(Exercise) Go through the data and retrieve each line that includes the string "maka".

◇ ◇ ◇ ◇

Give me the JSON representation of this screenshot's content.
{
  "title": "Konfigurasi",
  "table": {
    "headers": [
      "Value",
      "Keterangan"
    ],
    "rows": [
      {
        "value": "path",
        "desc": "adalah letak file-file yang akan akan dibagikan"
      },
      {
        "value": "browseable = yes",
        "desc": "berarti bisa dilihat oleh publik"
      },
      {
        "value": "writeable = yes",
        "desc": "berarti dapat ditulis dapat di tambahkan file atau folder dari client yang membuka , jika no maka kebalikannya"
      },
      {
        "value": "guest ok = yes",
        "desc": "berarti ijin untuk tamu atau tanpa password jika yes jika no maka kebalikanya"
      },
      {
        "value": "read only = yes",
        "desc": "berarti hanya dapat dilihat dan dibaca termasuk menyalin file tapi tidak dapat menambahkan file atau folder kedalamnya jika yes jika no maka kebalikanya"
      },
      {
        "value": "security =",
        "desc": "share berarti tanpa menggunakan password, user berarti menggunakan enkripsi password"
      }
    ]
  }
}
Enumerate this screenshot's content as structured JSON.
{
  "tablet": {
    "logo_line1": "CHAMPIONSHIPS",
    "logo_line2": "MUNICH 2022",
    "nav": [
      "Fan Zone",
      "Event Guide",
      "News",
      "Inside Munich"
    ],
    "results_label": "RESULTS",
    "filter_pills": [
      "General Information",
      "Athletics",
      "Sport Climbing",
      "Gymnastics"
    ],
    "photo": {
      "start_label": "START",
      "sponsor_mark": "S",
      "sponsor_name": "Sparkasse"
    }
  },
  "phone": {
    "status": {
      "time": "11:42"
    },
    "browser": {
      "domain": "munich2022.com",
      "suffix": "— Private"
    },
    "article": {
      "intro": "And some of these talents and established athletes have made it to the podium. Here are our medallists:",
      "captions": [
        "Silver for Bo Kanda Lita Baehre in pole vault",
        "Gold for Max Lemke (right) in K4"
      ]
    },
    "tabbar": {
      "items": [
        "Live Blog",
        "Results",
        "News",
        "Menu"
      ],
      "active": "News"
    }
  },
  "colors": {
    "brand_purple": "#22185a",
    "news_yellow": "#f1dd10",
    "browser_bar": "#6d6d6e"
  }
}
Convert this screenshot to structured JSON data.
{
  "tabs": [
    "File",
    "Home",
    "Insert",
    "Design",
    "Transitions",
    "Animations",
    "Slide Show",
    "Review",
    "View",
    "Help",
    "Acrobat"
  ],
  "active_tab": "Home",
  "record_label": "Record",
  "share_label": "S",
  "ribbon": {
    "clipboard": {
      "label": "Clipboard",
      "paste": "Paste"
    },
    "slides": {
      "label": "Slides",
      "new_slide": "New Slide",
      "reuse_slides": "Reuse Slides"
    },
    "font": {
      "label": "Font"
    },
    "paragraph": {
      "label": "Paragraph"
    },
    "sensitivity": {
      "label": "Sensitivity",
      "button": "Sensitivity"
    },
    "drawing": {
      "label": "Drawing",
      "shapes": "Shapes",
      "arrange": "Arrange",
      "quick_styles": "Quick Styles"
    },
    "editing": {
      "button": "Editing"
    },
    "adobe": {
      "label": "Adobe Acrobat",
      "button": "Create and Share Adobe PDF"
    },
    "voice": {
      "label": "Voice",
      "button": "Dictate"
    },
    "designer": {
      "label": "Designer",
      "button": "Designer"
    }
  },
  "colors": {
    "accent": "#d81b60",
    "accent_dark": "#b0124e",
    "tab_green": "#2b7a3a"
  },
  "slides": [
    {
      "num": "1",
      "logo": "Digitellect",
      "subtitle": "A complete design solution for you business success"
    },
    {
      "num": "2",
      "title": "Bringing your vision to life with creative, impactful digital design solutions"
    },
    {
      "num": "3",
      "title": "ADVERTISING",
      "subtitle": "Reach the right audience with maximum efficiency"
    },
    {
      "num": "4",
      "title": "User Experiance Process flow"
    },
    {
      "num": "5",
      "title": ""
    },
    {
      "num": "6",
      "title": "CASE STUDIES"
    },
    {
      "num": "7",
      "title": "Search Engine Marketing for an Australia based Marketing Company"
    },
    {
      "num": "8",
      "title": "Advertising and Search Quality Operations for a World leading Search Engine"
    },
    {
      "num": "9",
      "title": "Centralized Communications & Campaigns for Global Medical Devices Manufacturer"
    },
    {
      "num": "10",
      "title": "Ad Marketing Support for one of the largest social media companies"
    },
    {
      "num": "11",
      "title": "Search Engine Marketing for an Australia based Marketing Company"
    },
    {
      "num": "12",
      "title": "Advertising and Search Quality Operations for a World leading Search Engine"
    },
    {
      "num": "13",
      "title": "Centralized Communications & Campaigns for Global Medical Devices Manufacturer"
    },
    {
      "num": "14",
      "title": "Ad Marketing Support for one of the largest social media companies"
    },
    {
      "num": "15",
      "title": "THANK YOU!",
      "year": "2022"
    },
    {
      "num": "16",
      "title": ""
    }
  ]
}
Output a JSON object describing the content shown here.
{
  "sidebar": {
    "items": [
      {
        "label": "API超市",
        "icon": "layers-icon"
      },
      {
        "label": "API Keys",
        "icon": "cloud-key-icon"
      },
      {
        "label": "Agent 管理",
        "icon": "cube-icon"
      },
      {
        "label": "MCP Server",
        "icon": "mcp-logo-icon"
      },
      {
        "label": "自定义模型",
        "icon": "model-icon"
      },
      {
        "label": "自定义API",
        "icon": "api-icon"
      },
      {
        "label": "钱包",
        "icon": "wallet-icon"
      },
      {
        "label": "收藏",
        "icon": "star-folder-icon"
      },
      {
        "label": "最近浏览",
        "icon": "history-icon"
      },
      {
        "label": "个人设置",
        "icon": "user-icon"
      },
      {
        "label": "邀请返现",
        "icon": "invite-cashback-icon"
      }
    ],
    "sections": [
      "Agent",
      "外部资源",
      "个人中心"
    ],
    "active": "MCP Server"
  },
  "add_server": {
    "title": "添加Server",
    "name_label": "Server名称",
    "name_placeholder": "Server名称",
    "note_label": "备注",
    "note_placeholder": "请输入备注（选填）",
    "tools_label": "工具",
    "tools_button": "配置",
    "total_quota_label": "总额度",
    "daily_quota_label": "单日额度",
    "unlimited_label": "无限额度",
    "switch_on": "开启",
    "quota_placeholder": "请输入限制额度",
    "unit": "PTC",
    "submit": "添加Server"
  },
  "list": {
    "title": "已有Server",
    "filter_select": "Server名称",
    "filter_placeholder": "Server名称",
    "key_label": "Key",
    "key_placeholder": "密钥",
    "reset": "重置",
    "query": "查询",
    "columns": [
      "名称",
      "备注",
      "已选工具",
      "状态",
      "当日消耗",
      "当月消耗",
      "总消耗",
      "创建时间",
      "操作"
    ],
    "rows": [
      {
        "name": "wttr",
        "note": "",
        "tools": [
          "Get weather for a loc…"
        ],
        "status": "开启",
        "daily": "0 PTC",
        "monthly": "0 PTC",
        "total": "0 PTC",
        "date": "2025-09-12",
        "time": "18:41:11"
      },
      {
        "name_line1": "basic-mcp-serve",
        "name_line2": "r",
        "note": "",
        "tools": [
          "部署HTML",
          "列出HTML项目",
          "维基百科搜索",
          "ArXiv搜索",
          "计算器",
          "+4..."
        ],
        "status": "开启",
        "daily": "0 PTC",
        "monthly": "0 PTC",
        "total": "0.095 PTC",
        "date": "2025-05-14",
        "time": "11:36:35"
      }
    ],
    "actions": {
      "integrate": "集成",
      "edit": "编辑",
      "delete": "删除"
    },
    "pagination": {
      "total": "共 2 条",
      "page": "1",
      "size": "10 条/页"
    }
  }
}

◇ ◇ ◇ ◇

(Your solution)
        "desc": "berarti dapat ditulis dapat di tambahkan file atau folder dari client yang membuka , jika no maka kebalikannya"
        "desc": "berarti ijin untuk tamu atau tanpa password jika yes jika no maka kebalikanya"
        "desc": "berarti hanya dapat dilihat dan dibaca termasuk menyalin file tapi tidak dapat menambahkan file atau folder kedalamnya jika yes jika no maka kebalikanya"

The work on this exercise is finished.